All 'ulama agree that pronouncing triple talaq in one sitting is bid'ah (innovation) and that bid'ah is sin and yet this sinful practice is enforced in the name of divine law. In fact tripe talaq indeed is a great sin as it so unjust and oppressive for women. Every possible attempt should be made to eradicate this sinful practice from our society. The 'ulama who are guardians of Islamic law should play a leading role in this matter. I have had discussions with many 'ulama who privately agree that this form of divorce should be abolished but do not have courage to say so publicly.

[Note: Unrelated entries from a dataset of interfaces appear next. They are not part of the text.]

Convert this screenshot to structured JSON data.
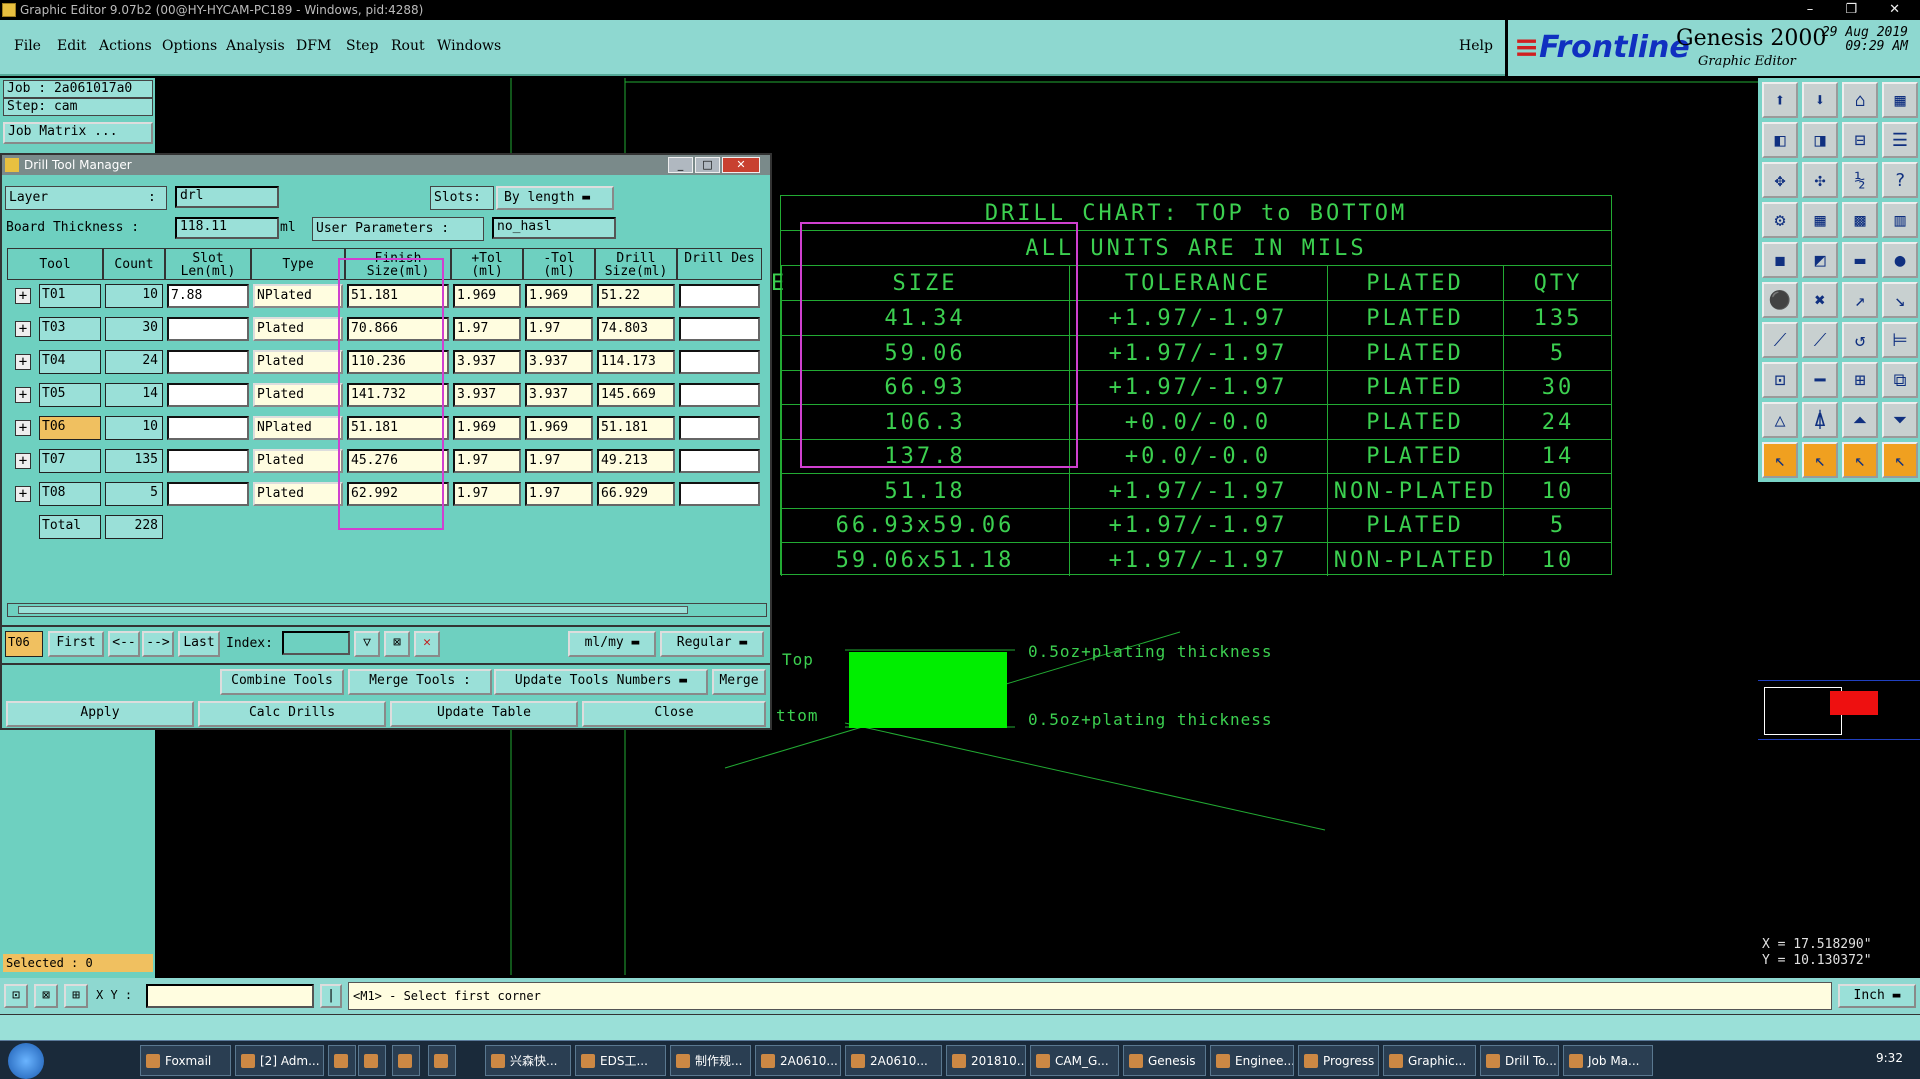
{
  "titlebar": {
    "text": "Graphic Editor 9.07b2 (00@HY-HYCAM-PC189 - Windows, pid:4288)",
    "controls": "– ❐ ✕"
  },
  "menu": [
    "File",
    "Edit",
    "Actions",
    "Options",
    "Analysis",
    "DFM",
    "Step",
    "Rout",
    "Windows"
  ],
  "help": "Help",
  "brand": {
    "logo": "Frontline",
    "product": "Genesis 2000",
    "subtitle": "Graphic Editor",
    "date": "29 Aug 2019",
    "time": "09:29 AM"
  },
  "left": {
    "job": "Job : 2a061017a0",
    "step": "Step: cam",
    "job_matrix": "Job Matrix ...",
    "selected": "Selected : 0"
  },
  "dialog": {
    "title": "Drill Tool Manager",
    "layer_label": "Layer",
    "layer_sep": ":",
    "layer_value": "drl",
    "slots_label": "Slots:",
    "slots_value": "By length",
    "board_label": "Board Thickness :",
    "board_value": "118.11",
    "board_unit": "ml",
    "user_params_label": "User Parameters :",
    "user_params_value": "no_hasl",
    "columns": [
      "Tool",
      "Count",
      "Slot Len(ml)",
      "Type",
      "Finish Size(ml)",
      "+Tol (ml)",
      "-Tol (ml)",
      "Drill Size(ml)",
      "Drill Des"
    ],
    "rows": [
      {
        "tool": "T01",
        "count": "10",
        "slot": "7.88",
        "type": "NPlated",
        "finish": "51.181",
        "ptol": "1.969",
        "ntol": "1.969",
        "drill": "51.22",
        "des": ""
      },
      {
        "tool": "T03",
        "count": "30",
        "slot": "",
        "type": "Plated",
        "finish": "70.866",
        "ptol": "1.97",
        "ntol": "1.97",
        "drill": "74.803",
        "des": ""
      },
      {
        "tool": "T04",
        "count": "24",
        "slot": "",
        "type": "Plated",
        "finish": "110.236",
        "ptol": "3.937",
        "ntol": "3.937",
        "drill": "114.173",
        "des": ""
      },
      {
        "tool": "T05",
        "count": "14",
        "slot": "",
        "type": "Plated",
        "finish": "141.732",
        "ptol": "3.937",
        "ntol": "3.937",
        "drill": "145.669",
        "des": ""
      },
      {
        "tool": "T06",
        "count": "10",
        "slot": "",
        "type": "NPlated",
        "finish": "51.181",
        "ptol": "1.969",
        "ntol": "1.969",
        "drill": "51.181",
        "des": ""
      },
      {
        "tool": "T07",
        "count": "135",
        "slot": "",
        "type": "Plated",
        "finish": "45.276",
        "ptol": "1.97",
        "ntol": "1.97",
        "drill": "49.213",
        "des": ""
      },
      {
        "tool": "T08",
        "count": "5",
        "slot": "",
        "type": "Plated",
        "finish": "62.992",
        "ptol": "1.97",
        "ntol": "1.97",
        "drill": "66.929",
        "des": ""
      }
    ],
    "total_label": "Total",
    "total_value": "228",
    "current_tool": "T06",
    "nav": {
      "first": "First",
      "prev": "<--",
      "next": "-->",
      "last": "Last",
      "index_label": "Index:"
    },
    "units_value": "ml/my",
    "mode_value": "Regular",
    "combine": "Combine Tools",
    "merge_tools": "Merge Tools :",
    "update_numbers": "Update Tools Numbers",
    "merge": "Merge",
    "apply": "Apply",
    "calc": "Calc Drills",
    "update_table": "Update Table",
    "close": "Close"
  },
  "chart": {
    "title": "DRILL CHART: TOP to BOTTOM",
    "subtitle": "ALL UNITS ARE IN MILS",
    "left_fragment": "E",
    "headers": [
      "SIZE",
      "TOLERANCE",
      "PLATED",
      "QTY"
    ],
    "rows": [
      [
        "41.34",
        "+1.97/-1.97",
        "PLATED",
        "135"
      ],
      [
        "59.06",
        "+1.97/-1.97",
        "PLATED",
        "5"
      ],
      [
        "66.93",
        "+1.97/-1.97",
        "PLATED",
        "30"
      ],
      [
        "106.3",
        "+0.0/-0.0",
        "PLATED",
        "24"
      ],
      [
        "137.8",
        "+0.0/-0.0",
        "PLATED",
        "14"
      ],
      [
        "51.18",
        "+1.97/-1.97",
        "NON-PLATED",
        "10"
      ],
      [
        "66.93x59.06",
        "+1.97/-1.97",
        "PLATED",
        "5"
      ],
      [
        "59.06x51.18",
        "+1.97/-1.97",
        "NON-PLATED",
        "10"
      ]
    ]
  },
  "stack": {
    "top_label": "Top",
    "bottom_label": "ttom",
    "top_note": "0.5oz+plating thickness",
    "bottom_note": "0.5oz+plating thickness"
  },
  "coords": {
    "x": "X = 17.518290\"",
    "y": "Y = 10.130372\""
  },
  "status": {
    "xy_label": "X Y :",
    "prompt": "<M1> - Select first corner",
    "units": "Inch"
  },
  "taskbar": {
    "items": [
      "Foxmail",
      "[2] Adm...",
      "",
      "",
      "",
      "",
      "兴森快...",
      "EDS工...",
      "制作规...",
      "2A0610...",
      "2A0610...",
      "201810...",
      "CAM_G...",
      "Genesis",
      "Enginee...",
      "Progress",
      "Graphic...",
      "Drill To...",
      "Job Ma..."
    ],
    "clock": "9:32"
  },
  "colors": {
    "teal": "#6ed0c0",
    "light_teal": "#9ae0d8",
    "chart_green": "#3cd050",
    "stack_green": "#00ee00",
    "highlight": "#f0c060",
    "magenta": "#d040d0"
  }
}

The Personal Law Board should at least launch an awareness movement educating Muslim men about desisting from this sinful form of divorce and resort to the Qur'anic form of divorce as clearly spelt out. I am not aware of any such awareness movement. The Muslim men are Islamically illiterate and do not even know that triple divorce on the spot is a sinful form of divorce and the Holy Prophet has strongly disapproved of this form of divorce. If the members of the Personal Law Board do not have the courage to abolish this form of divorce, they should at least have the courage to launch an awareness movement among Muslim men and appeal to them not to resort to it.
Maulana Ashraf Thanvi and others had taken a bold step in 1939 and drafted the Dissolution of Muslim Marriage Act, which gave great relief to suffering women. Can the members of Muslim personal law board not show such wisdom and draft a comprehensive law codifying the Muslim personal law on the lines of the 1939 Act? It will give great and much needed relief to Muslim women.
However, there is no such sign of codifying the Muslim personal law and suffering of Muslim women continues. If Maulana Ashraf Thanvi and others could take such bold step way back in 1939, why can't our 'ulama in the 21st century take such a step? This will be not only in keeping with the true spirit of Islam but will also go a long way in improving the image of Islam in India. It is due to such un-Qur'anic practices that image of Islam has suffered and the demand for Uniform Civil Code surfaces.
The Islamic law is most progressive and in fact should become a model law for all others if our orthodox 'ulama care to understand and implement it in its true spirit. Maulavi Mumtaz Ali Khan, Maulavi Chiragh Ali, Justice Ameer Ali and others pleaded for reforms in the late 19th and early twentieth century but nothing has happened so far.
Now is it for Muslim women to acquaint themselves thoroughly with Islamic law and launch a movement for reform and change. Women in all Muslim countries have struggled for change and succeeded. Now, as referred to above, even women in the most conservative Saudi society have begun to assert themselves. It is, therefore, high time that Muslim women in democratic society like that of India struggle for reform within the Qur'anic frame-work and win their rights guaranteed by the scripture.
That seems to be the only way left for them. Progressive and believing Muslim men should also come forward and support such movement for reform.
For in-depth, objective and more importantly balanced journalism, Click here to subscribe to Outlook Magazine